- [EXERCISE DIRECTIONS]: The records below are to be duplicated character for character.

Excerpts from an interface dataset
# # # # # # #

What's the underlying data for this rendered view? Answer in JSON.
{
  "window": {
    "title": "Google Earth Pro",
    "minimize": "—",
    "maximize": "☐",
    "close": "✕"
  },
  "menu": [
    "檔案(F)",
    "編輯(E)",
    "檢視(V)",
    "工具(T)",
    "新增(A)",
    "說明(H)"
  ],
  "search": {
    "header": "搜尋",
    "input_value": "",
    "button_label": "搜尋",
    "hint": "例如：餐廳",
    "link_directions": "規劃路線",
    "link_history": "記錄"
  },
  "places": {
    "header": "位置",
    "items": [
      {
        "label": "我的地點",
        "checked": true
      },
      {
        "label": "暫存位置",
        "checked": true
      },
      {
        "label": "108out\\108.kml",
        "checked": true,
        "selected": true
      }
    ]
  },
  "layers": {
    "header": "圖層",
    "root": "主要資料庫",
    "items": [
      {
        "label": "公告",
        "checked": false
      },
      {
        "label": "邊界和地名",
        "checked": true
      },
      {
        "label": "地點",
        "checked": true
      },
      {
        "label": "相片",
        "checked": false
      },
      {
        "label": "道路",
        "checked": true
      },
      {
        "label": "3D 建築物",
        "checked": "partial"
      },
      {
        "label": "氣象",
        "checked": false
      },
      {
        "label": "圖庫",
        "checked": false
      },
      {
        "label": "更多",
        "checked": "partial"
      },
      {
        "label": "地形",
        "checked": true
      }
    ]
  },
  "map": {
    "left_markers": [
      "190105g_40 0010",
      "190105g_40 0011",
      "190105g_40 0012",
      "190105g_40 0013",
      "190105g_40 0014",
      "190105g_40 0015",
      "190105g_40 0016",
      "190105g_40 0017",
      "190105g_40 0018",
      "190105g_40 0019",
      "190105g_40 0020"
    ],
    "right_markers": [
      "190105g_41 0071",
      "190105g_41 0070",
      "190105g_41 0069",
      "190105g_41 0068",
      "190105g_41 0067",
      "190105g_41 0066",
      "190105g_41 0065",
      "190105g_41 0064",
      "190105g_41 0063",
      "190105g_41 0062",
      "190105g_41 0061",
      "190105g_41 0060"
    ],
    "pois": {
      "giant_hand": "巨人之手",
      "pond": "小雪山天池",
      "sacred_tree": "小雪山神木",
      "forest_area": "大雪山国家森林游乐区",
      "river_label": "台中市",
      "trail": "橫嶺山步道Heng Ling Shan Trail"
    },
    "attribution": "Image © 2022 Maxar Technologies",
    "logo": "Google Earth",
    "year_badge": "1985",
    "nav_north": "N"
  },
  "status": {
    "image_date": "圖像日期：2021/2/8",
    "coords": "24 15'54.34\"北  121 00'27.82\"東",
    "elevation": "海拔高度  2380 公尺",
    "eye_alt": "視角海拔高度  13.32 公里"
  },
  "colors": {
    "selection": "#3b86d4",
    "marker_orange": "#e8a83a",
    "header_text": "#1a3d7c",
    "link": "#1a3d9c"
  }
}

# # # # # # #

- [RESPONSE]:
What's the underlying data for this rendered view? Answer in JSON.
{
  "window": {
    "title": "Google Earth Pro",
    "minimize": "—",
    "maximize": "☐",
    "close": "✕"
  },
  "menu": [
    "檔案(F)",
    "編輯(E)",
    "檢視(V)",
    "工具(T)",
    "新增(A)",
    "說明(H)"
  ],
  "search": {
    "header": "搜尋",
    "input_value": "",
    "button_label": "搜尋",
    "hint": "例如：餐廳",
    "link_directions": "規劃路線",
    "link_history": "記錄"
  },
  "places": {
    "header": "位置",
    "items": [
      {
        "label": "我的地點",
        "checked": true
      },
      {
        "label": "暫存位置",
        "checked": true
      },
      {
        "label": "108out\\108.kml",
        "checked": true,
        "selected": true
      }
    ]
  },
  "layers": {
    "header": "圖層",
    "root": "主要資料庫",
    "items": [
      {
        "label": "公告",
        "checked": false
      },
      {
        "label": "邊界和地名",
        "checked": true
      },
      {
        "label": "地點",
        "checked": true
      },
      {
        "label": "相片",
        "checked": false
      },
      {
        "label": "道路",
        "checked": true
      },
      {
        "label": "3D 建築物",
        "checked": "partial"
      },
      {
        "label": "氣象",
        "checked": false
      },
      {
        "label": "圖庫",
        "checked": false
      },
      {
        "label": "更多",
        "checked": "partial"
      },
      {
        "label": "地形",
        "checked": true
      }
    ]
  },
  "map": {
    "left_markers": [
      "190105g_40 0010",
      "190105g_40 0011",
      "190105g_40 0012",
      "190105g_40 0013",
      "190105g_40 0014",
      "190105g_40 0015",
      "190105g_40 0016",
      "190105g_40 0017",
      "190105g_40 0018",
      "190105g_40 0019",
      "190105g_40 0020"
    ],
    "right_markers": [
      "190105g_41 0071",
      "190105g_41 0070",
      "190105g_41 0069",
      "190105g_41 0068",
      "190105g_41 0067",
      "190105g_41 0066",
      "190105g_41 0065",
      "190105g_41 0064",
      "190105g_41 0063",
      "190105g_41 0062",
      "190105g_41 0061",
      "190105g_41 0060"
    ],
    "pois": {
      "giant_hand": "巨人之手",
      "pond": "小雪山天池",
      "sacred_tree": "小雪山神木",
      "forest_area": "大雪山国家森林游乐区",
      "river_label": "台中市",
      "trail": "橫嶺山步道Heng Ling Shan Trail"
    },
    "attribution": "Image © 2022 Maxar Technologies",
    "logo": "Google Earth",
    "year_badge": "1985",
    "nav_north": "N"
  },
  "status": {
    "image_date": "圖像日期：2021/2/8",
    "coords": "24 15'54.34\"北  121 00'27.82\"東",
    "elevation": "海拔高度  2380 公尺",
    "eye_alt": "視角海拔高度  13.32 公里"
  },
  "colors": {
    "selection": "#3b86d4",
    "marker_orange": "#e8a83a",
    "header_text": "#1a3d7c",
    "link": "#1a3d9c"
  }
}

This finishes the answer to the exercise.